• [THE PROBLEM] What you return should be the line containing "Parse this screenshot: output" and each line after it to the end of the records, copied exactly.

• [MATERIAL FOR THIS EXERCISE]
==================================================
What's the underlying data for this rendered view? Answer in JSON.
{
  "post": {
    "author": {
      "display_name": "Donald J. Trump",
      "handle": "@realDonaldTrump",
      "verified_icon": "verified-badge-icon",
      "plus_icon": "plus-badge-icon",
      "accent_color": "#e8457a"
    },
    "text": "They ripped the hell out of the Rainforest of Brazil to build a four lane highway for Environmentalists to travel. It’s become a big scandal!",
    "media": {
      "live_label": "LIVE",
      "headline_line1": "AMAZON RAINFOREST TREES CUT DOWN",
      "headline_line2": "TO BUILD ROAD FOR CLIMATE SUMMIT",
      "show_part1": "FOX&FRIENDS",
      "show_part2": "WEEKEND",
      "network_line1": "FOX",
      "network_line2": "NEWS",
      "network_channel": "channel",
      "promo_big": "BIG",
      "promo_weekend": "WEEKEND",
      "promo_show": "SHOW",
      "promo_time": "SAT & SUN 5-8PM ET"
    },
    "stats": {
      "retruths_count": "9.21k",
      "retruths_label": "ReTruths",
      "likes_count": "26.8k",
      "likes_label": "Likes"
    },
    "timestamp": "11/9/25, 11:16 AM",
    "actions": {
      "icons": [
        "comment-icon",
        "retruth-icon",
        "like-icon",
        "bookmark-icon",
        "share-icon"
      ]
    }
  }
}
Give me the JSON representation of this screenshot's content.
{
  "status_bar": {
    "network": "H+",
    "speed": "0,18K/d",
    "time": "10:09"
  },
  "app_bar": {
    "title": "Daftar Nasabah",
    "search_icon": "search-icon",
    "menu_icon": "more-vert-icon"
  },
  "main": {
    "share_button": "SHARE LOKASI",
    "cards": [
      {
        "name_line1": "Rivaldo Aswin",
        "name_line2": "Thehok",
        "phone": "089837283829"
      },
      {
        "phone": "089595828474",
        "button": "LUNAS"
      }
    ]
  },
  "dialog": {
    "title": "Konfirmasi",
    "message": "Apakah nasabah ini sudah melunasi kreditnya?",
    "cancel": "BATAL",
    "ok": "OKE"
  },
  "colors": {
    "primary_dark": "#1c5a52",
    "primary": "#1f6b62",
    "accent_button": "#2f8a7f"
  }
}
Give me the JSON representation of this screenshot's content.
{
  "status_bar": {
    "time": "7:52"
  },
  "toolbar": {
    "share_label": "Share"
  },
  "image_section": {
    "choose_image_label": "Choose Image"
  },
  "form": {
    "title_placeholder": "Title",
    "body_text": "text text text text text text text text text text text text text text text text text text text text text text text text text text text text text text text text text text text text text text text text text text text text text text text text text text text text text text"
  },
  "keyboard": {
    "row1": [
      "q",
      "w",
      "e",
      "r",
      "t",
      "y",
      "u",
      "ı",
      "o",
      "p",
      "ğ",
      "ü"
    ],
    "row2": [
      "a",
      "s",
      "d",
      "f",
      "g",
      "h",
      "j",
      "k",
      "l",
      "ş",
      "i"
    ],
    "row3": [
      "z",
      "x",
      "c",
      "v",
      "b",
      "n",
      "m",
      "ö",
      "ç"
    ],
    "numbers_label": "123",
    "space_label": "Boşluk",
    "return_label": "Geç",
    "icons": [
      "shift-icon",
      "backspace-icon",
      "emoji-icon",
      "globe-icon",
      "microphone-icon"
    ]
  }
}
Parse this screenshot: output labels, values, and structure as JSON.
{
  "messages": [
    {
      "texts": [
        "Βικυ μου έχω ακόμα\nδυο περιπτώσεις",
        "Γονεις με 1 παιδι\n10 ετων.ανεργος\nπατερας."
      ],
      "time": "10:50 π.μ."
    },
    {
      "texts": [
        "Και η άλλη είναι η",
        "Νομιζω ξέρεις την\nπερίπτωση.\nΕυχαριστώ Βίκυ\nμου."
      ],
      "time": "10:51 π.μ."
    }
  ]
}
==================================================
• [PROBLEM SOLUTION]
Parse this screenshot: output labels, values, and structure as JSON.
{
  "messages": [
    {
      "texts": [
        "Βικυ μου έχω ακόμα\nδυο περιπτώσεις",
        "Γονεις με 1 παιδι\n10 ετων.ανεργος\nπατερας."
      ],
      "time": "10:50 π.μ."
    },
    {
      "texts": [
        "Και η άλλη είναι η",
        "Νομιζω ξέρεις την\nπερίπτωση.\nΕυχαριστώ Βίκυ\nμου."
      ],
      "time": "10:51 π.μ."
    }
  ]
}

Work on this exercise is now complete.